[EXERCISE REQUIREMENTS]:
Any picture in the data below gets skipped; print all the rest exactly.

[DATASET RECORDS]:
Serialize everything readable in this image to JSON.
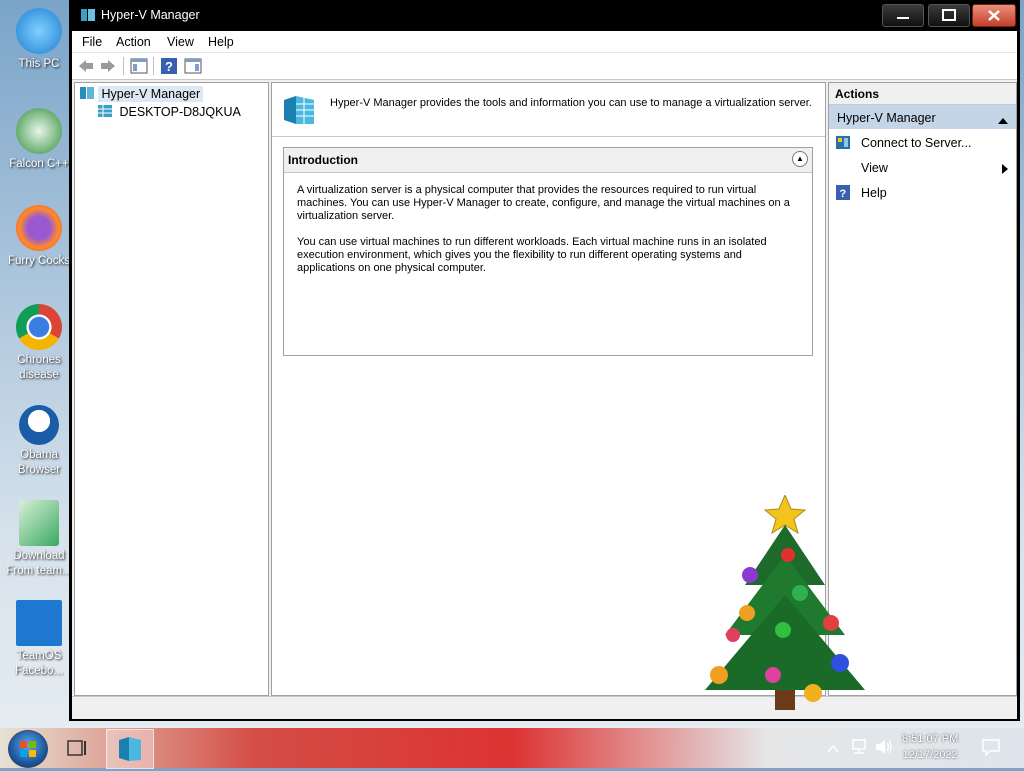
{
  "desktop": {
    "icons": [
      {
        "label": "This PC"
      },
      {
        "label": "Falcon C++"
      },
      {
        "label": "Furry Cocks"
      },
      {
        "label": "Chrones disease"
      },
      {
        "label": "Obama Browser"
      },
      {
        "label": "Download From team..."
      },
      {
        "label": "TeamOS Facebo..."
      }
    ]
  },
  "window": {
    "title": "Hyper-V Manager",
    "menu": [
      "File",
      "Action",
      "View",
      "Help"
    ]
  },
  "tree": {
    "root": "Hyper-V Manager",
    "child": "DESKTOP-D8JQKUA"
  },
  "center": {
    "banner_text": "Hyper-V Manager provides the tools and information you can use to manage a virtualization server.",
    "intro_title": "Introduction",
    "intro_p1": "A virtualization server is a physical computer that provides the resources required to run virtual machines. You can use Hyper-V Manager to create, configure, and manage the virtual machines on a virtualization server.",
    "intro_p2": "You can use virtual machines to run different workloads. Each virtual machine runs in an isolated execution environment, which gives you the flexibility to run different operating systems and applications on one physical computer."
  },
  "actions": {
    "header": "Actions",
    "section": "Hyper-V Manager",
    "items": [
      "Connect to Server...",
      "View",
      "Help"
    ]
  },
  "taskbar": {
    "time": "8:51:07 PM",
    "date": "12/17/2022"
  },
  "colors": {
    "selection": "#dde8f5",
    "actions_section": "#c5d5e8",
    "close_button": "#c4402a"
  }
}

[EXERCISE ANSWER]:
Serialize everything readable in this image to JSON.
{
  "desktop": {
    "icons": [
      {
        "label": "This PC"
      },
      {
        "label": "Falcon C++"
      },
      {
        "label": "Furry Cocks"
      },
      {
        "label": "Chrones disease"
      },
      {
        "label": "Obama Browser"
      },
      {
        "label": "Download From team..."
      },
      {
        "label": "TeamOS Facebo..."
      }
    ]
  },
  "window": {
    "title": "Hyper-V Manager",
    "menu": [
      "File",
      "Action",
      "View",
      "Help"
    ]
  },
  "tree": {
    "root": "Hyper-V Manager",
    "child": "DESKTOP-D8JQKUA"
  },
  "center": {
    "banner_text": "Hyper-V Manager provides the tools and information you can use to manage a virtualization server.",
    "intro_title": "Introduction",
    "intro_p1": "A virtualization server is a physical computer that provides the resources required to run virtual machines. You can use Hyper-V Manager to create, configure, and manage the virtual machines on a virtualization server.",
    "intro_p2": "You can use virtual machines to run different workloads. Each virtual machine runs in an isolated execution environment, which gives you the flexibility to run different operating systems and applications on one physical computer."
  },
  "actions": {
    "header": "Actions",
    "section": "Hyper-V Manager",
    "items": [
      "Connect to Server...",
      "View",
      "Help"
    ]
  },
  "taskbar": {
    "time": "8:51:07 PM",
    "date": "12/17/2022"
  },
  "colors": {
    "selection": "#dde8f5",
    "actions_section": "#c5d5e8",
    "close_button": "#c4402a"
  }
}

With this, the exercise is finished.